- Supplied records:
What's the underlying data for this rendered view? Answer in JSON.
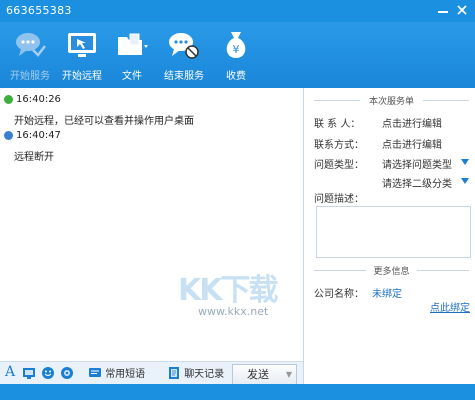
{
  "window": {
    "title": "663655383",
    "minimize_icon": "minimize-icon",
    "close_icon": "close-icon"
  },
  "toolbar": [
    {
      "label": "开始服务",
      "icon": "chat-bubble-icon",
      "disabled": true
    },
    {
      "label": "开始远程",
      "icon": "remote-screen-icon",
      "disabled": false
    },
    {
      "label": "文件",
      "icon": "folder-icon",
      "disabled": false
    },
    {
      "label": "结束服务",
      "icon": "end-service-icon",
      "disabled": false
    },
    {
      "label": "收费",
      "icon": "money-bag-icon",
      "disabled": false
    }
  ],
  "messages": [
    {
      "time": "16:40:26",
      "text": "开始远程，已经可以查看并操作用户桌面",
      "status_color": "#3cae3c"
    },
    {
      "time": "16:40:47",
      "text": "远程断开",
      "status_color": "#3b7fcf"
    }
  ],
  "input_toolbar": {
    "font_label": "A",
    "phrases_label": "常用短语",
    "history_label": "聊天记录",
    "send_label": "发送"
  },
  "service_form": {
    "section_title": "本次服务单",
    "contact_label": "联 系 人：",
    "contact_value": "点击进行编辑",
    "method_label": "联系方式：",
    "method_value": "点击进行编辑",
    "type_label": "问题类型：",
    "type_value": "请选择问题类型",
    "subtype_value": "请选择二级分类",
    "desc_label": "问题描述："
  },
  "more_info": {
    "section_title": "更多信息",
    "company_label": "公司名称：",
    "company_value": "未绑定",
    "bind_link": "点此绑定"
  },
  "watermark": {
    "big": "KK下载",
    "small": "www.kkx.net"
  },
  "colors": {
    "title_bar": "#1b8fe0",
    "link": "#1f6fc0",
    "accent": "#1a7fd4"
  }
}
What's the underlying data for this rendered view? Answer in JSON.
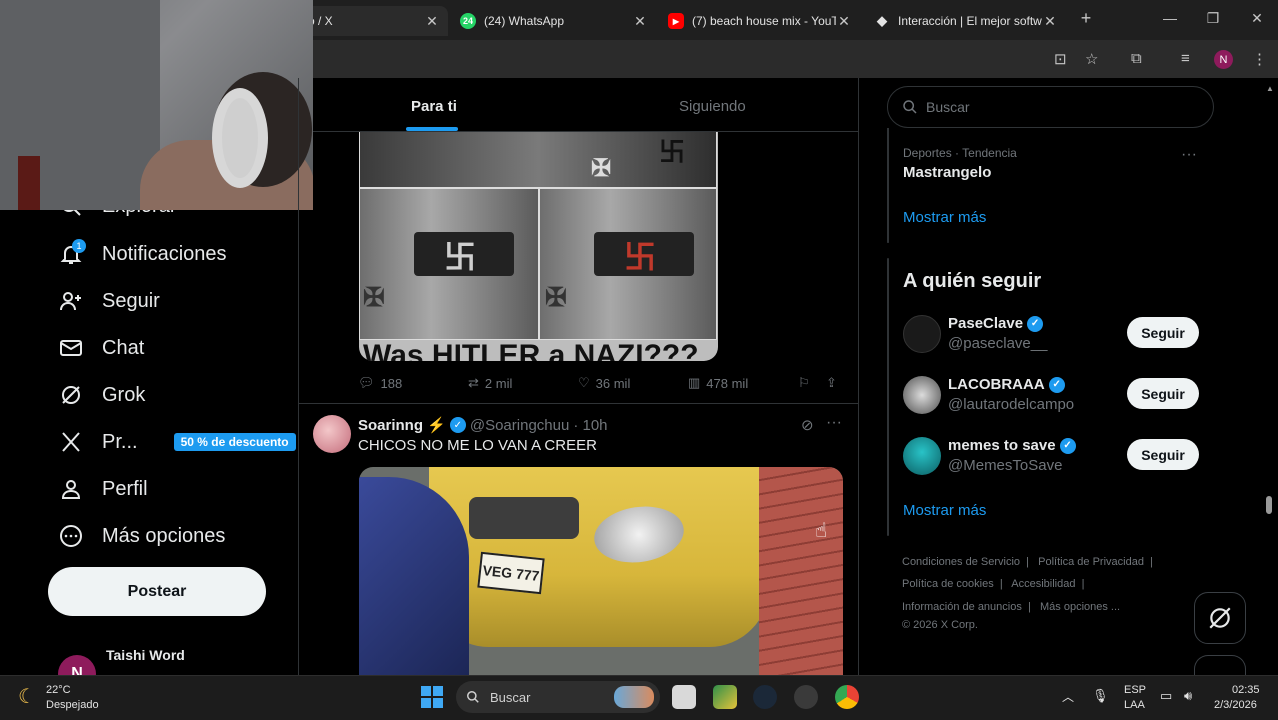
{
  "browser": {
    "tabs": [
      {
        "title": "o / X",
        "favicon": "x-logo-icon"
      },
      {
        "title": "(24) WhatsApp",
        "favicon": "whatsapp-icon",
        "badge": "24"
      },
      {
        "title": "(7) beach house mix - YouTu",
        "favicon": "youtube-icon"
      },
      {
        "title": "Interacción | El mejor softwa",
        "favicon": "diamond-icon"
      }
    ],
    "profile_initial": "N"
  },
  "nav": {
    "items": [
      {
        "label": "Explorar",
        "icon": "search-icon"
      },
      {
        "label": "Notificaciones",
        "icon": "bell-icon",
        "badge": "1"
      },
      {
        "label": "Seguir",
        "icon": "add-user-icon"
      },
      {
        "label": "Chat",
        "icon": "mail-icon"
      },
      {
        "label": "Grok",
        "icon": "grok-icon"
      },
      {
        "label": "Pr...",
        "icon": "x-logo-icon",
        "promo": "50 % de descuento"
      },
      {
        "label": "Perfil",
        "icon": "user-icon"
      },
      {
        "label": "Más opciones",
        "icon": "more-circle-icon"
      }
    ],
    "post_button": "Postear",
    "account_name": "Taishi Word",
    "account_initial": "N"
  },
  "feed": {
    "tabs": [
      "Para ti",
      "Siguiendo"
    ],
    "tweet1": {
      "image_caption": "Was HITLER a NAZI???",
      "replies": "188",
      "reposts": "2 mil",
      "likes": "36 mil",
      "views": "478 mil"
    },
    "tweet2": {
      "name": "Soarinng ⚡",
      "handle": "@Soaringchuu",
      "time": "· 10h",
      "text": "CHICOS NO ME LO VAN A CREER",
      "plate": "VEG 777"
    }
  },
  "sidebar": {
    "search_placeholder": "Buscar",
    "trend": {
      "meta": "Deportes · Tendencia",
      "name": "Mastrangelo"
    },
    "show_more": "Mostrar más",
    "who_to_follow_title": "A quién seguir",
    "follow_button": "Seguir",
    "suggestions": [
      {
        "name": "PaseClave",
        "handle": "@paseclave__"
      },
      {
        "name": "LACOBRAAA",
        "handle": "@lautarodelcampo"
      },
      {
        "name": "memes to save",
        "handle": "@MemesToSave"
      }
    ],
    "footer": {
      "line1a": "Condiciones de Servicio",
      "line1b": "Política de Privacidad",
      "line2a": "Política de cookies",
      "line2b": "Accesibilidad",
      "line3a": "Información de anuncios",
      "line3b": "Más opciones ...",
      "copyright": "© 2026 X Corp."
    }
  },
  "taskbar": {
    "weather_temp": "22°C",
    "weather_desc": "Despejado",
    "search": "Buscar",
    "lang1": "ESP",
    "lang2": "LAA",
    "time": "02:35",
    "date": "2/3/2026"
  },
  "colors": {
    "accent": "#1d9bf0",
    "background": "#000000",
    "muted": "#71767b"
  }
}
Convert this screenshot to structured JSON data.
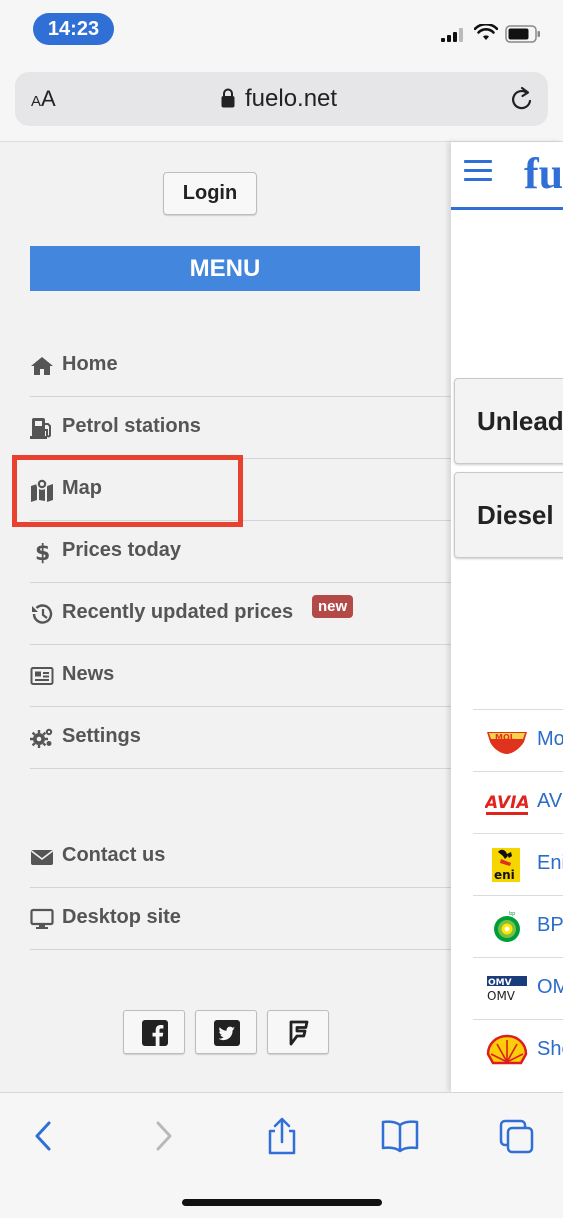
{
  "status_bar": {
    "time": "14:23"
  },
  "browser": {
    "text_size_small": "A",
    "text_size_large": "A",
    "url": "fuelo.net"
  },
  "menu": {
    "login_label": "Login",
    "header": "MENU",
    "items": [
      {
        "label": "Home",
        "icon": "home-icon"
      },
      {
        "label": "Petrol stations",
        "icon": "gas-pump-icon"
      },
      {
        "label": "Map",
        "icon": "map-marker-icon"
      },
      {
        "label": "Prices today",
        "icon": "dollar-icon"
      },
      {
        "label": "Recently updated prices",
        "icon": "history-icon",
        "badge": "new"
      },
      {
        "label": "News",
        "icon": "newspaper-icon"
      },
      {
        "label": "Settings",
        "icon": "gears-icon"
      },
      {
        "label": "Contact us",
        "icon": "envelope-icon"
      },
      {
        "label": "Desktop site",
        "icon": "desktop-icon"
      }
    ],
    "social": [
      "facebook-icon",
      "twitter-icon",
      "foursquare-icon"
    ]
  },
  "content": {
    "logo": "fu",
    "fuel_buttons": [
      "Unlead",
      "Diesel"
    ],
    "brands": [
      {
        "name": "Mo",
        "logo": "mol-logo"
      },
      {
        "name": "AV",
        "logo": "avia-logo"
      },
      {
        "name": "Eni",
        "logo": "eni-logo"
      },
      {
        "name": "BP",
        "logo": "bp-logo"
      },
      {
        "name": "OM",
        "logo": "omv-logo"
      },
      {
        "name": "She",
        "logo": "shell-logo"
      }
    ]
  },
  "colors": {
    "accent": "#4286de",
    "highlight": "#e8412f",
    "badge": "#b34a47",
    "link": "#2a6cc7"
  }
}
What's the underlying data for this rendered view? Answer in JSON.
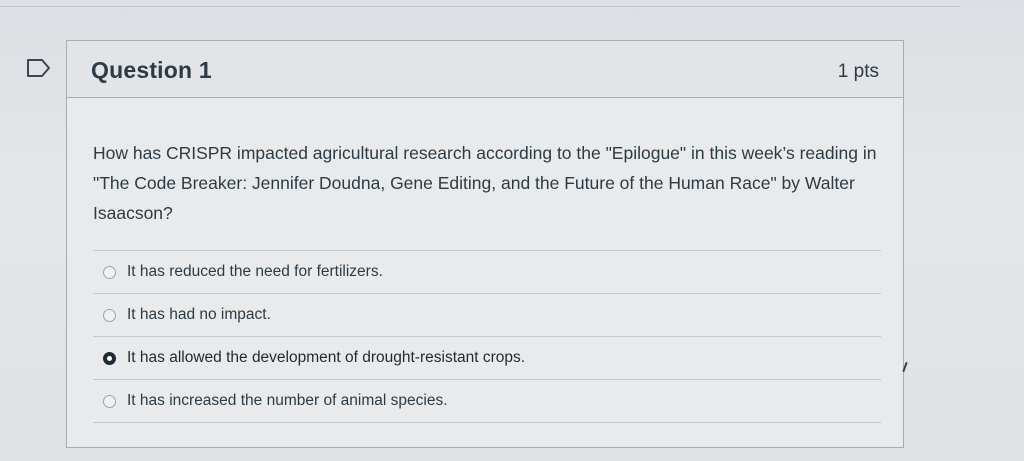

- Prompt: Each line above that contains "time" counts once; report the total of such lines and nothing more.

- Solved exercise: 5